▶ **Activity**: Every record here needs to be duplicated exactly.

(Saved entries)
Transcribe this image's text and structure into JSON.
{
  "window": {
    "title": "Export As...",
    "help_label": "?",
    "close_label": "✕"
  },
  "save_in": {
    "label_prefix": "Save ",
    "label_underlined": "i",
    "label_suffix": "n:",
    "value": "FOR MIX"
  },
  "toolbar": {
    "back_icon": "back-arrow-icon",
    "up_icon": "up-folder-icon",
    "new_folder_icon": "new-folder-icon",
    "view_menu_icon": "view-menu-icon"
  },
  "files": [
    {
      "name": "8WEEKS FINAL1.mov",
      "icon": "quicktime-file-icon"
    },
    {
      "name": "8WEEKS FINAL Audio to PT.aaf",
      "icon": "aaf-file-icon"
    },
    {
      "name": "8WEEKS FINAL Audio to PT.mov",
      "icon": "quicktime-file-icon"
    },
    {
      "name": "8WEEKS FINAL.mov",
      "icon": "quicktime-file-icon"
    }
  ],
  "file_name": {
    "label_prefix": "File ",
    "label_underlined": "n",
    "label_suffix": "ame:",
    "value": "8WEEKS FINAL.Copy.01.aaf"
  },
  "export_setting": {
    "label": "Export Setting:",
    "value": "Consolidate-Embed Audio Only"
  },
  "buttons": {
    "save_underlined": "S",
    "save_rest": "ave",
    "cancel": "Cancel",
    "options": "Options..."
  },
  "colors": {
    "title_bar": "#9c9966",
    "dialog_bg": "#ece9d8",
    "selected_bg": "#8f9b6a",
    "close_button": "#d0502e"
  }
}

▶ **Written solution**:
Transcribe this image's text and structure into JSON.
{
  "window": {
    "title": "Export As...",
    "help_label": "?",
    "close_label": "✕"
  },
  "save_in": {
    "label_prefix": "Save ",
    "label_underlined": "i",
    "label_suffix": "n:",
    "value": "FOR MIX"
  },
  "toolbar": {
    "back_icon": "back-arrow-icon",
    "up_icon": "up-folder-icon",
    "new_folder_icon": "new-folder-icon",
    "view_menu_icon": "view-menu-icon"
  },
  "files": [
    {
      "name": "8WEEKS FINAL1.mov",
      "icon": "quicktime-file-icon"
    },
    {
      "name": "8WEEKS FINAL Audio to PT.aaf",
      "icon": "aaf-file-icon"
    },
    {
      "name": "8WEEKS FINAL Audio to PT.mov",
      "icon": "quicktime-file-icon"
    },
    {
      "name": "8WEEKS FINAL.mov",
      "icon": "quicktime-file-icon"
    }
  ],
  "file_name": {
    "label_prefix": "File ",
    "label_underlined": "n",
    "label_suffix": "ame:",
    "value": "8WEEKS FINAL.Copy.01.aaf"
  },
  "export_setting": {
    "label": "Export Setting:",
    "value": "Consolidate-Embed Audio Only"
  },
  "buttons": {
    "save_underlined": "S",
    "save_rest": "ave",
    "cancel": "Cancel",
    "options": "Options..."
  },
  "colors": {
    "title_bar": "#9c9966",
    "dialog_bg": "#ece9d8",
    "selected_bg": "#8f9b6a",
    "close_button": "#d0502e"
  }
}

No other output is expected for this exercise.